- **Entries from a dataset of interfaces**:
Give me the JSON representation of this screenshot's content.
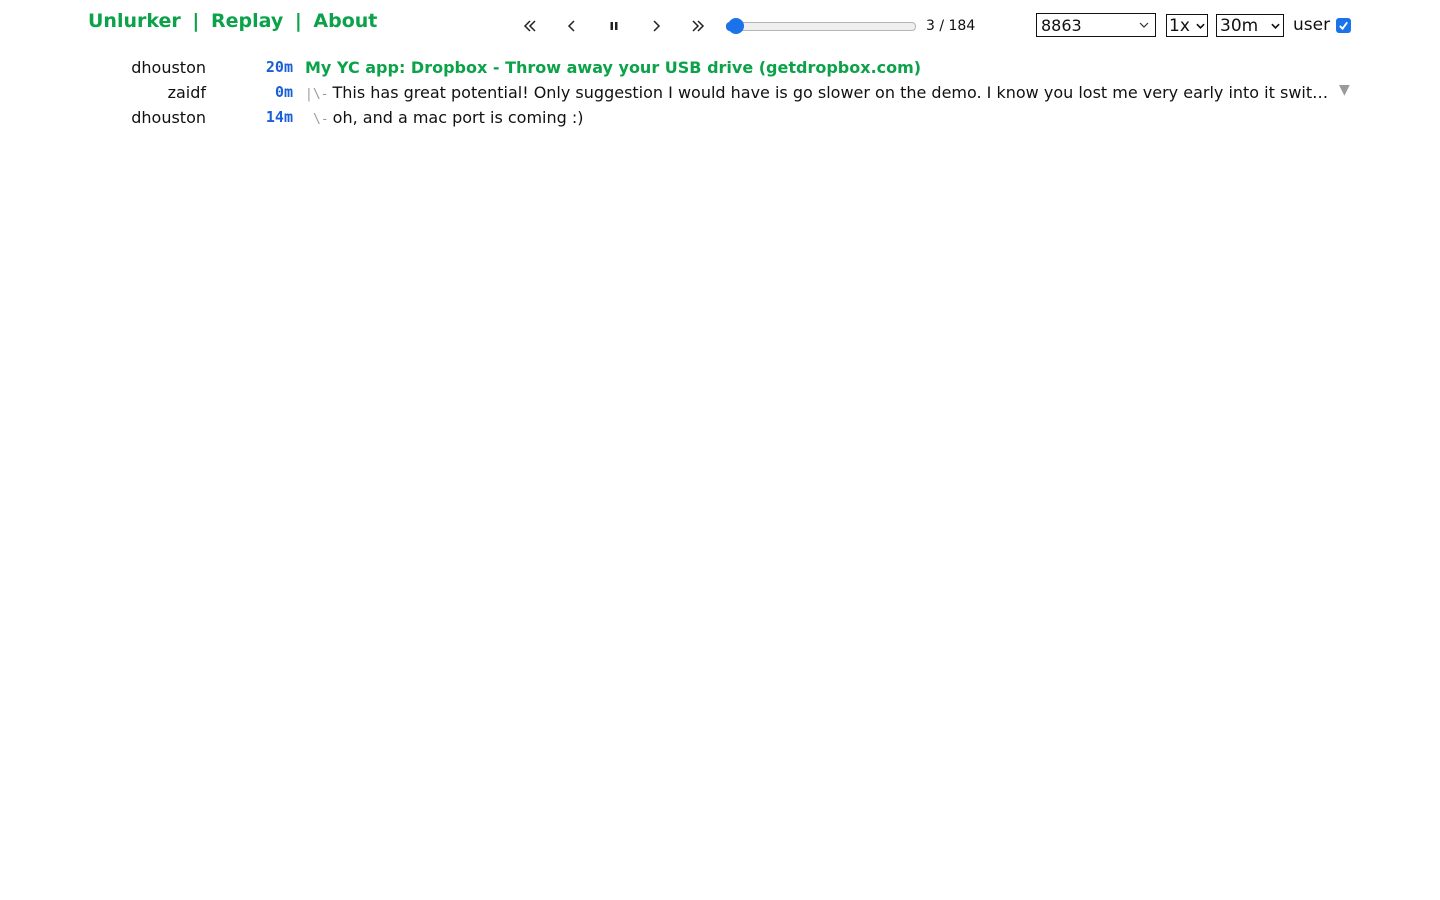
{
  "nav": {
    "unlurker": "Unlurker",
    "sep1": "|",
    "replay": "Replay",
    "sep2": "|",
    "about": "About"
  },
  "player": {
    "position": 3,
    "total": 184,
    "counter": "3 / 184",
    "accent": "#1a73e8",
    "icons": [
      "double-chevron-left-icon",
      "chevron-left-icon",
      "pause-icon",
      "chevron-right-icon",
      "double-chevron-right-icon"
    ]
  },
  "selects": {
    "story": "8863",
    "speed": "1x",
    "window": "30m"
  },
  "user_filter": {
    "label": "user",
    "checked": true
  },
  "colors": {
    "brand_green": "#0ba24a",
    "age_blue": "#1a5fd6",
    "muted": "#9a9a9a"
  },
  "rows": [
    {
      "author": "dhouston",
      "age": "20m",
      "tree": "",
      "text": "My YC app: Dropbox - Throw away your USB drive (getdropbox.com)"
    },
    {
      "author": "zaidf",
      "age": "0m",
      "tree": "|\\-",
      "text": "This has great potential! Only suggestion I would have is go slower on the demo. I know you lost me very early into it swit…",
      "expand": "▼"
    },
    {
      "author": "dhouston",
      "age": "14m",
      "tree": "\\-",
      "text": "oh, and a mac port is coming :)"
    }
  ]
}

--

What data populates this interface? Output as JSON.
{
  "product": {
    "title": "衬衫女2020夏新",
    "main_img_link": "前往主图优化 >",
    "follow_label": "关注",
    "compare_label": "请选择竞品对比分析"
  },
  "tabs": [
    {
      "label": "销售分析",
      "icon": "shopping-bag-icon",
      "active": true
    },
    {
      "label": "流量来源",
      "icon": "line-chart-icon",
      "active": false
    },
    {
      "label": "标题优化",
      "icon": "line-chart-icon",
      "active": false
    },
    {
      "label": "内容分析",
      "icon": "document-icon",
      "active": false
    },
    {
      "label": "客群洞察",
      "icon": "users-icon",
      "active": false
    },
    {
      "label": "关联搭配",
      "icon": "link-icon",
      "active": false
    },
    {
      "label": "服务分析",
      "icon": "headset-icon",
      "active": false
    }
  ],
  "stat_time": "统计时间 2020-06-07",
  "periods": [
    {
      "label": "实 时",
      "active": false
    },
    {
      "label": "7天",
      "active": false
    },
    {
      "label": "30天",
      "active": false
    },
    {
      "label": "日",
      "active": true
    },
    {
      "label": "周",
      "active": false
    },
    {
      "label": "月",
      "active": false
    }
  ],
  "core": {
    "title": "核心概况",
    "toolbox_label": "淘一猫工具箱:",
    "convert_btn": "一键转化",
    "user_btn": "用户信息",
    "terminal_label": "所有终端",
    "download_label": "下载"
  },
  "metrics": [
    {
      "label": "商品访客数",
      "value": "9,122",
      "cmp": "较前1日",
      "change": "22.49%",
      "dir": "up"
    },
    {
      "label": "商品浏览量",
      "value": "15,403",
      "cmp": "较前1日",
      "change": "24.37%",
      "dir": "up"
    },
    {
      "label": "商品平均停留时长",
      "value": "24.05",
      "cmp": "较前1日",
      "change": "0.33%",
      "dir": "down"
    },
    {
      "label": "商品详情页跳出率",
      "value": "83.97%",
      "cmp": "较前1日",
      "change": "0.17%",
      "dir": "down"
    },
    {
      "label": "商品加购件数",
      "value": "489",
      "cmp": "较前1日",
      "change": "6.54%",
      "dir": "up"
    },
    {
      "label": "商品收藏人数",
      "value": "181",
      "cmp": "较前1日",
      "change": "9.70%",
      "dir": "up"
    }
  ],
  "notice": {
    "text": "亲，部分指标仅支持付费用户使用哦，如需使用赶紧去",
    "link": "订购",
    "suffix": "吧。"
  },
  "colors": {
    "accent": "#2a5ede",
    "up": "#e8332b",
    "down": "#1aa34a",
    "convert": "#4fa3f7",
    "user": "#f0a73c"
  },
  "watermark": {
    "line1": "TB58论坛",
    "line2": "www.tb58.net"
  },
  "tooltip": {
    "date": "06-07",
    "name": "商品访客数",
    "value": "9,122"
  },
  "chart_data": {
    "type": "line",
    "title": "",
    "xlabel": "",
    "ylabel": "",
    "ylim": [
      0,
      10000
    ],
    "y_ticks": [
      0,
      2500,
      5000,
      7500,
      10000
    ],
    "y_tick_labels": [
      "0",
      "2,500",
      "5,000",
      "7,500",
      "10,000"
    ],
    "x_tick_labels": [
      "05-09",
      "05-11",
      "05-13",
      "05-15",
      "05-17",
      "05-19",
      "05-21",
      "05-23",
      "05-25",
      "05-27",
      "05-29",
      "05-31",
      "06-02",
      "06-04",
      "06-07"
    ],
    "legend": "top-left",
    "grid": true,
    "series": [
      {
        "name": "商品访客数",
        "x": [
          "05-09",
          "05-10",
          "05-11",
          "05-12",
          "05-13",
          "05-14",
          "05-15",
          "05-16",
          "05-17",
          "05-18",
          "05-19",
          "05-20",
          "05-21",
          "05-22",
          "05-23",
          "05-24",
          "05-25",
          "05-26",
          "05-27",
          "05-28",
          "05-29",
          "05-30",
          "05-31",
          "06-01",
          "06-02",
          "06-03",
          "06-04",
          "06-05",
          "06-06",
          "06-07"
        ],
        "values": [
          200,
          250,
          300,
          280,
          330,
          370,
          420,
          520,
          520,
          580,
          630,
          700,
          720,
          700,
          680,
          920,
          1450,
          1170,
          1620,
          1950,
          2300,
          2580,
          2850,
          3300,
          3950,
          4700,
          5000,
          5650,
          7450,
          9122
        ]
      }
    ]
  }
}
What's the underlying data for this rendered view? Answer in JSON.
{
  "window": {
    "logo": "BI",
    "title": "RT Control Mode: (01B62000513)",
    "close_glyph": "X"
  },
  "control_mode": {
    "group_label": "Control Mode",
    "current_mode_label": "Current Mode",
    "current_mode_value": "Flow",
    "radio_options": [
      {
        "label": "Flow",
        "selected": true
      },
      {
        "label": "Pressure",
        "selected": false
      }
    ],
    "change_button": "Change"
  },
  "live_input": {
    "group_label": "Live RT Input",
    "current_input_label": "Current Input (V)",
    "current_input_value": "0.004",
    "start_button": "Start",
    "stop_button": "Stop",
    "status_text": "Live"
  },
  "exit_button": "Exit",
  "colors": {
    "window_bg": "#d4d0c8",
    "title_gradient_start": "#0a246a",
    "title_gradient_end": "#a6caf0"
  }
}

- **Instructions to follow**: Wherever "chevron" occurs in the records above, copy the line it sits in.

- **Task answer**:
      "double-chevron-left-icon",
      "chevron-left-icon",
      "chevron-right-icon",
      "double-chevron-right-icon"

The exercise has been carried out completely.